We did not enter the game compo. This was a decision we made pretty early on. Interplanetary is not the sort of game that fits very well in a compo like this. It takes at least half an hour to really get into the game, and that's simply too long, we thought. However, games are presented to the audience in a game trailer form, which would have been doable for us and the compo is really good publicity. M.A.D, a KAMK game we had running at the stand got a lot of attention, and many people mentioned they had found it through the compo.

We did not bring a game demo with us. This is something we actually planned on doing. The demo wouldn't have been exactly Interplanetary, but instead a modified version of the early proof-of-concept version you can download from right there on the right hand side. We planned on having the game run on a touch screen we had on the stand and have people compete for small prizes. The modifications didn't make it in time though, as we prioritized finishing the alpha. In hindsight, the demo version would've been a better choice.

We did not direct our marketing to the players. I was seeking out professional contacts as usual, even though there weren't many around. This is something we should have considered earlier: Assembly might be one of the best places to reach the target audience directly when you are making a game for fairly hard core PC audience.

We didn't prepare well enough. The event was too fast upon us, and we had decided some time ago to have our vacation right before the trip. Because of simple mistakes like this, we didn't have enough time to think through what would be our goals, prepare marketing material etc.

I neglected social media. Like mentioned in the guide I made earlier, events like these provide excellent content for social media, and it's also a good chance to communicate with people who are either present or just interested in what's going on on site. Unlike Nordic Game Conference and Free Your Play, this time there really wasn't  a good reason behind as we had both working wifi and native 3G to work with.

I brought those awful shoes I had at NGC again. Ouch.

Nevertheless I still consider the Assembly trip well worth the time. I met new people and got to spend good time with some fellow nerdy people. Next year TJR will be there again in one form or another, and we will make the best out of it. See you there!

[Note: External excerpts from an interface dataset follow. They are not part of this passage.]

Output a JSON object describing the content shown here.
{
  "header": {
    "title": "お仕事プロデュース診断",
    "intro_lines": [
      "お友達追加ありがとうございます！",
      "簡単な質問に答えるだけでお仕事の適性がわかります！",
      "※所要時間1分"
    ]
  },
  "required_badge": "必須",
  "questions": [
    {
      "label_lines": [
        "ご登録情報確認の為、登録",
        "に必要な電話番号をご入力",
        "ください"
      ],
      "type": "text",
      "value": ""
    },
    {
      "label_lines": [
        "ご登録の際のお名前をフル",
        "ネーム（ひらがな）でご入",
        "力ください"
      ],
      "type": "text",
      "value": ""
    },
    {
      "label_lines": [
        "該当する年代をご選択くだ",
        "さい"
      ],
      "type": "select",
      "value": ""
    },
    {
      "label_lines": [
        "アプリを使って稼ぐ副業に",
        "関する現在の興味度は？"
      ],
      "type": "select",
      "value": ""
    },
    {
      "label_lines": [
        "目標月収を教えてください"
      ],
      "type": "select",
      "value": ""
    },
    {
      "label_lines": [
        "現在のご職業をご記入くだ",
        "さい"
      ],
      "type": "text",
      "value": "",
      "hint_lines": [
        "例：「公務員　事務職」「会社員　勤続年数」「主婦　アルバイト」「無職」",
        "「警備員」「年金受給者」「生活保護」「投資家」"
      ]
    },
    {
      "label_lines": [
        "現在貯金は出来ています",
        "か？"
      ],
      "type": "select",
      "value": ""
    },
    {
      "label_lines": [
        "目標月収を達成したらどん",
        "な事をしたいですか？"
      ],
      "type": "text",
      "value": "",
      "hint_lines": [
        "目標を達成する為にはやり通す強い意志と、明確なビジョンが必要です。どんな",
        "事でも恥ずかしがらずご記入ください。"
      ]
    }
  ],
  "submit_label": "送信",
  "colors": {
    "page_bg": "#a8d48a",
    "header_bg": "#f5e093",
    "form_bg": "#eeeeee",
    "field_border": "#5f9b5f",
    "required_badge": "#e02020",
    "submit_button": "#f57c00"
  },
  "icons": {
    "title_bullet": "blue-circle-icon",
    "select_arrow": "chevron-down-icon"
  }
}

No matter what the locals say, Pasila can be quite pretty. Next year again!